Chiara de Blasio doesn't dress like a typical politician's daughter -- and she doesn't plan to -- no matter who her father is.
Since entering the political spotlight with her family, Chiara says she's felt no pressure to dress a certain way. Put simply: "I go with my own style."
So it's no surprise that when amNewYork met the mayor's daughter while she was home recently for spring break from California's Santa Clara University, she chose one of her favorite stores, L Train Vintage in Gowanus Brooklyn, near the de Blasios' neighborhood of Park Slope, to conduct the interview.
And on this day, style, not politics, was the topic du jour.
Fashioning her style
Chiara de Blasio arrived at L Train Vintage in Brooklyn wearing an outfit that represented her personal style, which she describes as a darker take on the hippie aesthetic: a concert tee bought during the Finnish Metal Tour in 2011, BDG skinny jeans from Urban Outfitters, a patchwork handbag her uncle gave her, an old pair of Dr. Martens boots that her friend’s sister “wore for years” before passing them along to Chiara and a stone necklace that her friend’s cousin made. (Credit: Jeremy Bales)
Chiara shows off a bindi, which she bought on San Francisco’s famed Haight Street, on her forehead, her signature ear gauges and a brand-new septum piercing, which she got while home in New York for spring break recently. (Credit: Jeremy Bales)
The 19-year-old got her pink-and-black manicure at Clinton Nail Salon in Park Slope. (Credit: Jeremy Bales)
Best foot forward
Shopping for shoes was a major part of Chiara’s visit to L Train Vintage. Footwear-wise, a recent addition to her closet was a pair of purple platform shoes with white stars. (Credit: Jeremy Bales)
The 'Dr.' is in
Chiara arrived at L Train Vintage in a pair of black Dr. Martens boots and left with this $10 pair of brown flats from the same brand. (Credit: Jeremy Bales)
“Eventually, I want to only buy thrifted clothes because there’s so much waste in the world,” says Chiara, who checked out the store’s colorful ponchos. (Credit: Jeremy Bales)
Chiara, a vegetarian, does not wear fur. “It’s not something I would purchase,” she says. “I don’t want to support that.” (Credit: Jeremy Bales)
Skirting the issue
“There are some really cool-looking skirts here,” says Chiara, holding up a colorful striped style. (Credit: Jeremy Bales)
Chiara peruses the shop’s plethora of velvet jackets. “I’ve never worn a velvet jacket before, but I might start,” she says. “I like velvet a lot.” (Credit: Jeremy Bales)
A new look
Chiara bought three new items during her shopping trip – this $10 sleeveless cream-and-black-hued dress, $8 horse-print vest and $10 pair of brown Dr. Martens – which she quickly fashioned into a cool ensemble. “I just like to decorate myself,” Chiara says. “If we have to wear clothes, we might as well wear cool clothes.” (Credit: Jeremy Bales)
Looking back: A show of 'Pride'
Chiara, seen here with father Bill de Blasio and mother Chirlane McCray, wore rainbow-colored sequin hot pants and a tube top to last year’s Pride March.
“I was like, ‘Man, I don’t know if I could wear this.

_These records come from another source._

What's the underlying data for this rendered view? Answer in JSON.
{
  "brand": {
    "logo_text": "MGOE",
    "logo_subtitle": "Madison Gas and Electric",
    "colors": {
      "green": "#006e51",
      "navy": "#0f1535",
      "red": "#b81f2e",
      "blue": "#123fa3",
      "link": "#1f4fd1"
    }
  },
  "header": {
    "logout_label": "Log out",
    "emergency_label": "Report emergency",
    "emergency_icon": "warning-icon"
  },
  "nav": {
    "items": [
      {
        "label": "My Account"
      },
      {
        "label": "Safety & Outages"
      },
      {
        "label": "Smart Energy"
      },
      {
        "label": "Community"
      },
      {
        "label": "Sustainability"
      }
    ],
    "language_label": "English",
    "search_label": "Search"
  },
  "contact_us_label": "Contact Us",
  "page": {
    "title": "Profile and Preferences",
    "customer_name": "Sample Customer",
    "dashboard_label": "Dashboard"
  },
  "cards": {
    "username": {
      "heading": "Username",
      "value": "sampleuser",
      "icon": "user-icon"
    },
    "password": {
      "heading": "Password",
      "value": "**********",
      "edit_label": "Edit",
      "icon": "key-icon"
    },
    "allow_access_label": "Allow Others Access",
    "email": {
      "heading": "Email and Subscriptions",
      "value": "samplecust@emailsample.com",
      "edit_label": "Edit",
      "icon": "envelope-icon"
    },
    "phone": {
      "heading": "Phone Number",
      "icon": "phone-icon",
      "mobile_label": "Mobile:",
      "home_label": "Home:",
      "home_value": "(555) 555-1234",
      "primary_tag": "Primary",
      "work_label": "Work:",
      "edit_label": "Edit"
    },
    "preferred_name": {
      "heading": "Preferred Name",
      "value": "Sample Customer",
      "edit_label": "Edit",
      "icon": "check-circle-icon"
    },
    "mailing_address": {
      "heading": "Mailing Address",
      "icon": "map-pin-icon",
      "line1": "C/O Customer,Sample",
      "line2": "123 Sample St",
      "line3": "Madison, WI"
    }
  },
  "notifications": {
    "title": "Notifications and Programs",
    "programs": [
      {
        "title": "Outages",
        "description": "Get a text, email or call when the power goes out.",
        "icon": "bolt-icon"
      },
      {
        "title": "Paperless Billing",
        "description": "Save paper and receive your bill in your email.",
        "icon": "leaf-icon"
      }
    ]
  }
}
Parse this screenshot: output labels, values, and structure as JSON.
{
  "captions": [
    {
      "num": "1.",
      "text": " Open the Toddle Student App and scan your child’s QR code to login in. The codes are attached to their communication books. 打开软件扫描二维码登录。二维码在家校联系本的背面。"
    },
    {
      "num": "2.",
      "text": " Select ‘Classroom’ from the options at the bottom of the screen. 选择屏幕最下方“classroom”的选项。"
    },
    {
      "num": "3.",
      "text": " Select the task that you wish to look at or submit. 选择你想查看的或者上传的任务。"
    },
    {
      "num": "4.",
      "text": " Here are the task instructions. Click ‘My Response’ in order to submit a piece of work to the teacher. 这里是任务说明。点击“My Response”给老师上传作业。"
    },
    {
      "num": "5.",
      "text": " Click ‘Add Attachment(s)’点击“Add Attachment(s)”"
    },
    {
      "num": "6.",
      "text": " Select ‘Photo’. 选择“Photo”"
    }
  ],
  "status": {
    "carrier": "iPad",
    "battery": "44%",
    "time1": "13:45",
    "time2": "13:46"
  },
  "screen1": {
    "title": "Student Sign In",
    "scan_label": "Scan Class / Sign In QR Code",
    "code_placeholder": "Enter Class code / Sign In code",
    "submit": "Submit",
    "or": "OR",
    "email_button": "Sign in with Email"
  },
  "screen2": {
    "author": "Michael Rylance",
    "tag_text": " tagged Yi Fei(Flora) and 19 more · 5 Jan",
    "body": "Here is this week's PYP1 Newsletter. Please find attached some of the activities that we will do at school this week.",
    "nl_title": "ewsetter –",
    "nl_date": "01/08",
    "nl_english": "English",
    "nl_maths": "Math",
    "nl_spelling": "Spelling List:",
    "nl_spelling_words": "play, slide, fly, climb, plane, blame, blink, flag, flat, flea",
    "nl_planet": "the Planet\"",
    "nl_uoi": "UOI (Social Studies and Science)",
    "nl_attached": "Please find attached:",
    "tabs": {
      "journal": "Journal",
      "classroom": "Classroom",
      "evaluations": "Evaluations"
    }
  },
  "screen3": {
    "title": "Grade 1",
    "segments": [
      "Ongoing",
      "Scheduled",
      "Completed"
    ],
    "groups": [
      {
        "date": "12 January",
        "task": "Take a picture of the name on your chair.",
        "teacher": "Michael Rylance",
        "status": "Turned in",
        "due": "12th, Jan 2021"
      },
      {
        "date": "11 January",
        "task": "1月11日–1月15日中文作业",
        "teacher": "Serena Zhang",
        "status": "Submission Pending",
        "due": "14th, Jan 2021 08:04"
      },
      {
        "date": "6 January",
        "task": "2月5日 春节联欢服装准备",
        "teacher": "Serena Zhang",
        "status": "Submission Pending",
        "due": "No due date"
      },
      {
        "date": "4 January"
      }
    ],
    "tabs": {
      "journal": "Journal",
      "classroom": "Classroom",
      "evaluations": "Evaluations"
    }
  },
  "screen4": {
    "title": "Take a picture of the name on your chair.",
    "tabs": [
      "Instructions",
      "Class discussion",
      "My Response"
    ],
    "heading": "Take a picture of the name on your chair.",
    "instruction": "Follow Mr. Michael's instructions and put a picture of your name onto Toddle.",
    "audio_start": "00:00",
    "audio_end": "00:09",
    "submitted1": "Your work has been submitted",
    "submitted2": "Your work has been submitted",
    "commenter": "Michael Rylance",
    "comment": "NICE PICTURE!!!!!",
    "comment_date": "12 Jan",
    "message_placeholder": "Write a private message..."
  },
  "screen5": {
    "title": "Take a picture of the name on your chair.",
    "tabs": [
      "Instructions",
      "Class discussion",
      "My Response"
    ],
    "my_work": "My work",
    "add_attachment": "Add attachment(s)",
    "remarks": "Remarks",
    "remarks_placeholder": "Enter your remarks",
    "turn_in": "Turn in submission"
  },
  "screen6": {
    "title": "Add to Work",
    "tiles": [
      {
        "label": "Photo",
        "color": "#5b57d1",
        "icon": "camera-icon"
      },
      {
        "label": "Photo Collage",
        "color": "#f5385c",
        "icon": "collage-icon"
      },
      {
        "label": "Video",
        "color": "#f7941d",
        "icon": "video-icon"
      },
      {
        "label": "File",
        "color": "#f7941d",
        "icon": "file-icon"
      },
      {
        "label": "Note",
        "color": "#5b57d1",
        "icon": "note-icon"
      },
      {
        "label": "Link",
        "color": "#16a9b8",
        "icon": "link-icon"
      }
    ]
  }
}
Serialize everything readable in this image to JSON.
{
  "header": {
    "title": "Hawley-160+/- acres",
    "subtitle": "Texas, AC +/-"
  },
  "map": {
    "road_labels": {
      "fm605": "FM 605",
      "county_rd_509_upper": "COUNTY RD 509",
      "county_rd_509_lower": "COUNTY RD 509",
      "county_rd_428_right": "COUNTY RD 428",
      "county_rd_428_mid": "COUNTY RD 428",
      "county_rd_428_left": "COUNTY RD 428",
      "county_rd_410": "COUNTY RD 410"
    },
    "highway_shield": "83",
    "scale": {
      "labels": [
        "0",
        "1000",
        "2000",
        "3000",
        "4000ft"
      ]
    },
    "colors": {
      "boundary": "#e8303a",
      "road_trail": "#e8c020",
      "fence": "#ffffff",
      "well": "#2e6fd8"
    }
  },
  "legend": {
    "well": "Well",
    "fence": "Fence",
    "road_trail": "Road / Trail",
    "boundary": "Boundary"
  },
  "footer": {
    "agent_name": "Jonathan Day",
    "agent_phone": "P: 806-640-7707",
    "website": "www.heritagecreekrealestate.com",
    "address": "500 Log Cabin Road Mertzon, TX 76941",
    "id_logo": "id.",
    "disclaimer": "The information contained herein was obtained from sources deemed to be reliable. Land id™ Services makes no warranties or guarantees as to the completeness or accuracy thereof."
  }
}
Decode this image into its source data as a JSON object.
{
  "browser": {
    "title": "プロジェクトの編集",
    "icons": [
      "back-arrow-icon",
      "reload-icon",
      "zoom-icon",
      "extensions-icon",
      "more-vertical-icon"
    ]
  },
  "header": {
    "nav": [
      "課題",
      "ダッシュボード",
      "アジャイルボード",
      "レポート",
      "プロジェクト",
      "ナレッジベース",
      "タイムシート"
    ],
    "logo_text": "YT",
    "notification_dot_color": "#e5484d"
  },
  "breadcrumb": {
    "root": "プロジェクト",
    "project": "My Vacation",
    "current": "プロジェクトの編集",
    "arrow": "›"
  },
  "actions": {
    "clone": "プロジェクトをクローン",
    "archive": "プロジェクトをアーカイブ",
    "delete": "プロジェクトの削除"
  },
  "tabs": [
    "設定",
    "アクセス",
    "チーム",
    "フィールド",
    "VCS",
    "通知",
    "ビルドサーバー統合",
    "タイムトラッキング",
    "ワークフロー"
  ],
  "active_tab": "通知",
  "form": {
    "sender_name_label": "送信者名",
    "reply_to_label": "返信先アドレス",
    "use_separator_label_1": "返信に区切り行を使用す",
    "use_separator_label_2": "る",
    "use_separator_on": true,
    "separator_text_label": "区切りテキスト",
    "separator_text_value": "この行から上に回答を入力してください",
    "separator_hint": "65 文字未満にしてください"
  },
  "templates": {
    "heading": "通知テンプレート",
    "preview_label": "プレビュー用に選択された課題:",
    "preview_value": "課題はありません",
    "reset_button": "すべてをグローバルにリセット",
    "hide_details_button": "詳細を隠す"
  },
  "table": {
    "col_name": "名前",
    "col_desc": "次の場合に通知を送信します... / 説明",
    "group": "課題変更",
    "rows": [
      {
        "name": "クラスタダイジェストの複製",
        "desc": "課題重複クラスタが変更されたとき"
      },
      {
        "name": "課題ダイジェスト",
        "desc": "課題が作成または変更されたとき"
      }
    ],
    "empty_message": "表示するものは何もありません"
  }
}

I’m walking with my dad’s staff and campaign and stuff,’” she says. “I showed him and I was like, ‘Dad, this is what I’m planning on wearing. I don’t know if you’d be cool with this.’ He’s like, ‘No, it looks great. Go for it.’ ... He said it’s perfect for the occasion because it was rainbow sequin shorts and stuff.”(Credit: Monica Klein)
Looking back: Flower power
The floral headband, which Chiara is seen here wearing after her father won the primary, became Chiara’s signature fashion item during the mayoral campaign. But lately, “I haven’t been wearing flower headbands as much,” she says. “I just kind of go through a lot of fashion phases. That’s not to say they’re retired forever, but I just like to mix it up a lot.” (Credit: Charles Eckert)
Looking back: Electing to coordinate
It was Chiara’s idea for the de Blasio family to wear red the night her father won the election, with Chiara and her mom both wearing sleeveless dresses and the de Blasio gents sporting different red ties with their suits. “I tried to take an initiative to get some color synchronicity going on,” she says. (Credit: Andrew Burton/Getty Images)
Looking back: New York state of style
Chiara and her mother made a New York-centric fashion statement on inauguration day on Jan. 1, 2014, donning coats and dresses by designer Nanette Lepore, a major voice in the Save the Garment Center movement who designs and produces her fashions here in New York. (Credit: Stan Honda/AFP/Getty Images)